Collaboration or Plagiarism?
Does plagiarism exist anymore? Collaboration is at an all time high because of the growing use and abilities of technology. It’s easier than ever to pull ideas from multiple places making them one’s own ideas. After all at what point is an idea your own? We’ve been taught to give credit to the person(s) where we found an idea so as not to take credit that does not belong to us. If someone else has put in the time and effort to do the research they deserve recognition. Collaboration is making plagiarism more of a grey area than black and white like in the past.
Plagiarism seems easy to avoid. You find an idea in an article or book or on a website and decide to use it in your own writing so you reference the source where you found the idea. That seems simple enough and should not be hard to do. Hollis Phelps’s wrote an essay about a philosopher and cultural critic he admired who was accused of plagiarism. Phelps said “I would suggest that underneath a lot of the dissatisfaction among fans and critics are unrealistic expectations of what it means to be a scholar and to produce scholarly work” (2014). Because the accusation of plagiarism can be detrimental to someone’s career he seems to desire to defend the possible reasons for why it may have happened in this case.

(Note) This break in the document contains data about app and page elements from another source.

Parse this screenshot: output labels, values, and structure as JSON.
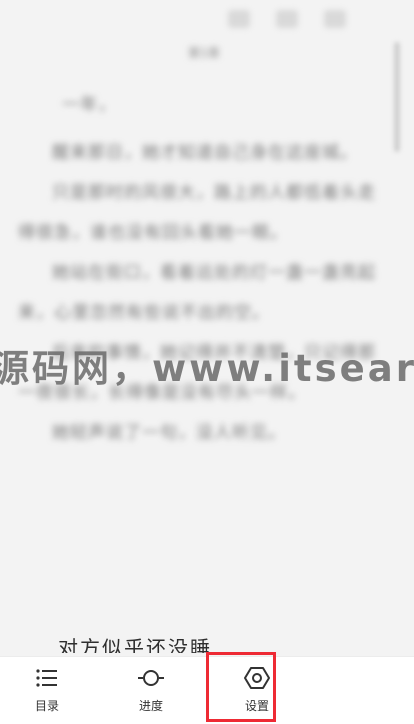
{
  "reader": {
    "chapter_title": "第1章",
    "opening": "一年，",
    "paragraphs": [
      "醒来那日，她才知道自己身在这座城。",
      "只是那时的风很大，路上的人都低着头走得很急，谁也没有回头看她一眼。",
      "她站在街口，看着远处的灯一盏一盏亮起来，心里忽然有些说不出的空。",
      "后来的事情，她记得并不清楚，只记得那一夜很长，长得像是没有尽头一样。",
      "她轻声说了一句，没人听见。"
    ],
    "last_line": "对方似乎还没睡"
  },
  "watermark": "源码网，www.itsear.",
  "toolbar": {
    "toc_label": "目录",
    "progress_label": "进度",
    "settings_label": "设置"
  },
  "colors": {
    "highlight": "#ee2a34",
    "toolbar_bg": "#ffffff"
  }
}
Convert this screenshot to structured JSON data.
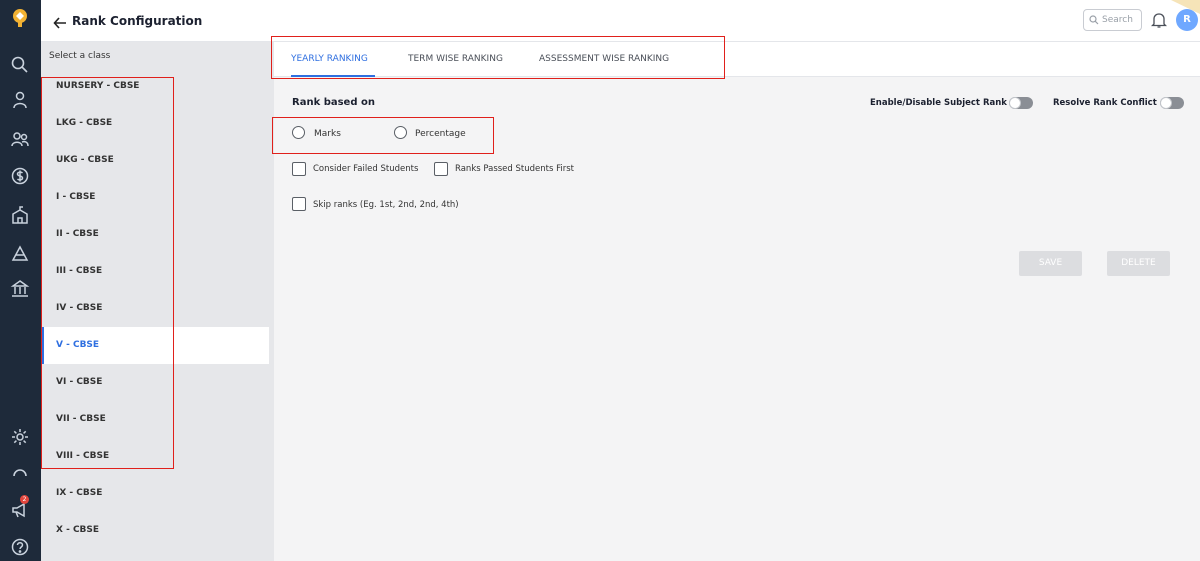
{
  "header": {
    "title": "Rank Configuration",
    "search_placeholder": "Search",
    "avatar_initial": "R"
  },
  "rail": {
    "icons": [
      "logo-icon",
      "search-icon",
      "student-icon",
      "users-icon",
      "fees-icon",
      "building-icon",
      "inventory-icon",
      "transport-icon",
      "settings-icon",
      "support-icon",
      "announcement-icon",
      "help-icon"
    ],
    "notification_count": "2"
  },
  "classes": {
    "label": "Select a class",
    "items": [
      {
        "label": "NURSERY - CBSE"
      },
      {
        "label": "LKG - CBSE"
      },
      {
        "label": "UKG - CBSE"
      },
      {
        "label": "I - CBSE"
      },
      {
        "label": "II - CBSE"
      },
      {
        "label": "III - CBSE"
      },
      {
        "label": "IV - CBSE"
      },
      {
        "label": "V - CBSE"
      },
      {
        "label": "VI - CBSE"
      },
      {
        "label": "VII - CBSE"
      },
      {
        "label": "VIII - CBSE"
      },
      {
        "label": "IX - CBSE"
      },
      {
        "label": "X - CBSE"
      }
    ],
    "selected": "V - CBSE"
  },
  "tabs": [
    {
      "label": "YEARLY RANKING",
      "active": true
    },
    {
      "label": "TERM WISE RANKING",
      "active": false
    },
    {
      "label": "ASSESSMENT WISE RANKING",
      "active": false
    }
  ],
  "form": {
    "rank_based_on": "Rank based on",
    "options": [
      "Marks",
      "Percentage"
    ],
    "enable_subject_rank": "Enable/Disable Subject Rank",
    "resolve_conflict": "Resolve Rank Conflict",
    "consider_failed": "Consider Failed Students",
    "ranks_passed_first": "Ranks Passed Students First",
    "skip_ranks": "Skip ranks (Eg. 1st, 2nd, 2nd, 4th)",
    "save": "SAVE",
    "delete": "DELETE"
  },
  "colors": {
    "accent": "#2f6fe0",
    "rail": "#1e2a3a",
    "highlight": "#e0201b"
  }
}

Do we cite everything we actually read and include in our own writings? We make sure we cite the scholarly sources but what about when we Google to understand something we are including in our writings? We research what we need to know from one or more secondary sources and put in our own words to make it ours. Is it ours or plagiarism or collaboration? In an interview with Clay Shirky he describes collaboration with a radio-controlled car. He describes how the shell for the 3-D car was printed but was too heavy. Other people suggested making some changes and eventually getting it to the point it worked. More than one person had an input making it a collaborative effort (2014). The car was put together with a piece from here and there so no one person got credit for it. The same with his description of Wikipedia, people can go in and add more information to it.
As important as it is to give credit where credit is due collaboration challenges that. It is just as important as ever to give credit to the appropriate person(s). If we are not the expert in the field then we do not have the right to take the credit because we are not the ones who discovered the information.
Phelps, Hollis. “Žižek, Plagiarism and the Lowering of Expectations.” Inside Higher Education. July 17 2014.Web. <https://www.insidehighered.com/views/2014/07/17/%C5%BEi%C5%BEek-plagiarism-and-lowering-expectations-essay>.
Shirky, C. (2014, March). The disruptive power of collaboration: An interview with Clay Shirky [Interview by Michael Chui]. Retrieved from http://www.mckinsey.com/insights/high_tech_telecoms_internet/the_disruptive_power_of_collaboration_an_interview_with_clay_shirky